Wastewater and stormwater sewer systems play a vital role when it comes to infrastructure and the environment.
Although the two are critical to public health and safety, they are quite different.
The stormwater system is designed to transport rainfall runoff and other untreated drainages into underground pipes and open ditches. The water is then discharged to local rivers, wetlands and streams.
The wastewater system consists of underground pipes that transport sewage from household plumbing such as kitchens, sinks and bathrooms to a wastewater treatment plant where the water is filtered, treated and discharged for future use.
Unlike wastewater, stormwater is not designed to carry sewage or hazardous waste. This is due to the water being discharged directly to surface water bodies. Stormwater is untreated, which makes it easier for pollutants and hazardous wastes to contaminate our rivers, lakes and streams.
To filter out solid objects that can cause the drains to clog, storm drain inlets are installed in low-lying outdoor areas such as curbs and outside drains. This mechanism not only helps the environment but also prevents floods by reducing the amount of standing water.
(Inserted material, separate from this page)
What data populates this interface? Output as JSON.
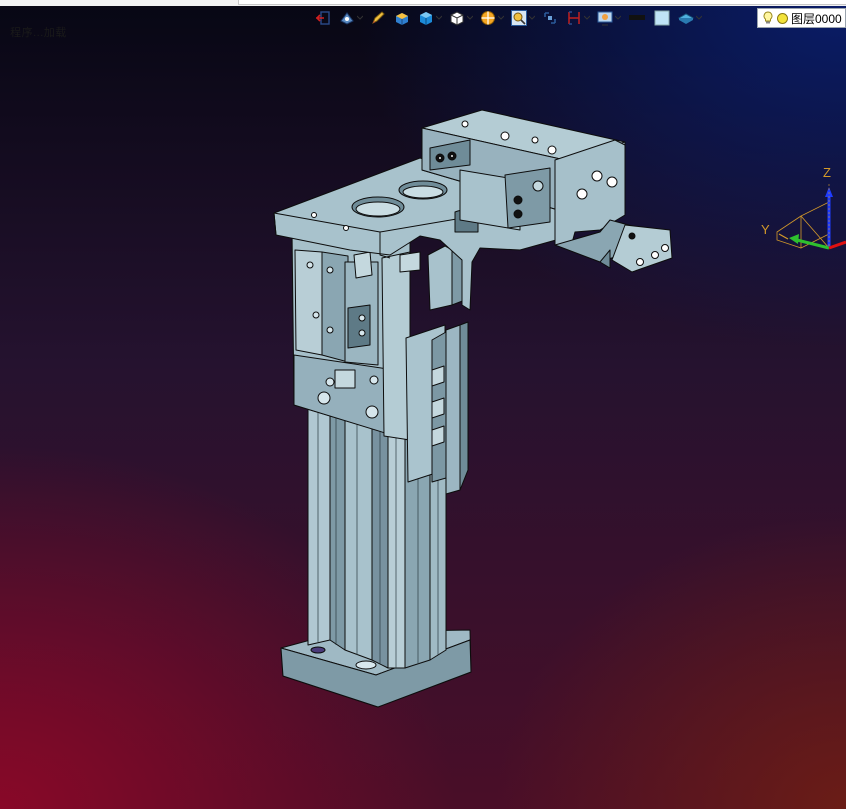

Pollution can be prevented by directly disposing of hazardous waste, properly collecting and disposing yard clippings, reducing herbicide application, picking up pet waste and correctly discharging pools.
Understanding the difference between wastewater and stormwater not only helps us preserve our infrastructure but can prevent environmental damage.
Learn more about our drainage systems and what you can do to help keep pollutants from our stormwater systems.